[Activity]:
Go through the records below line by line. Count the lines with "text" and give the count alone.

[Dataset records]:
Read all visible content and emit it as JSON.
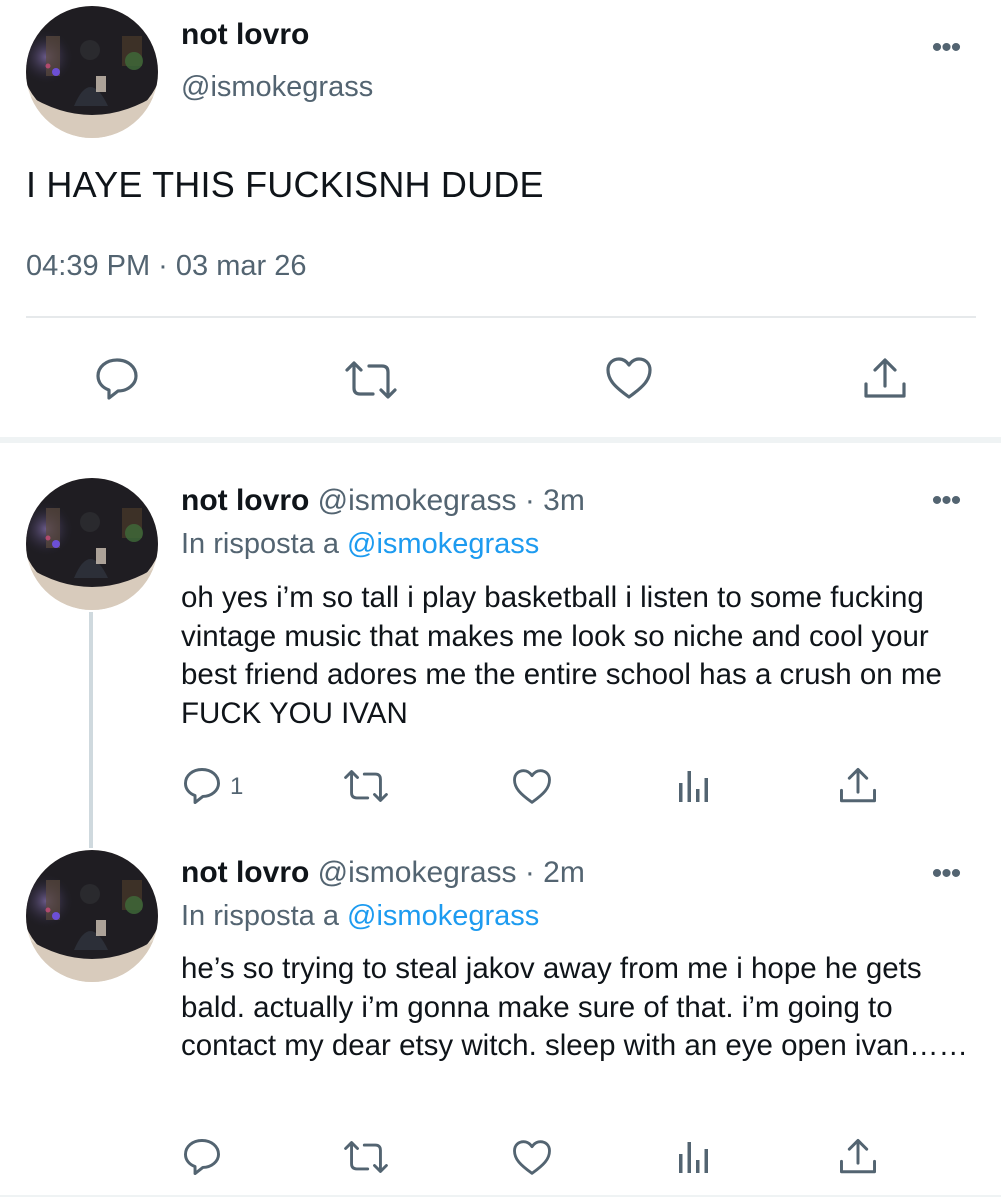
{
  "main_tweet": {
    "display_name": "not lovro",
    "handle": "@ismokegrass",
    "text": "I HAYE THIS FUCKISNH DUDE",
    "timestamp": "04:39 PM · 03 mar 26",
    "more_icon": "more-horizontal-icon",
    "actions": [
      "reply-icon",
      "retweet-icon",
      "like-icon",
      "share-icon"
    ]
  },
  "replies": [
    {
      "display_name": "not lovro",
      "handle_time": "@ismokegrass · 3m",
      "reply_to_label": "In risposta a",
      "reply_to_handle": "@ismokegrass",
      "text": "oh yes i’m so tall i play basketball i listen to some fucking vintage music that makes me look so niche and cool your best friend adores me the entire school has a crush on me FUCK YOU IVAN",
      "reply_count": "1"
    },
    {
      "display_name": "not lovro",
      "handle_time": "@ismokegrass · 2m",
      "reply_to_label": "In risposta a",
      "reply_to_handle": "@ismokegrass",
      "text": "he’s so trying to steal jakov away from me i hope he gets bald. actually i’m gonna make sure of that. i’m going to contact my dear etsy witch. sleep with an eye open ivan……",
      "reply_count": ""
    }
  ],
  "colors": {
    "text": "#0f1419",
    "secondary": "#536471",
    "link": "#1d9bf0",
    "divider": "#eff3f4"
  }
}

[Answer]:
4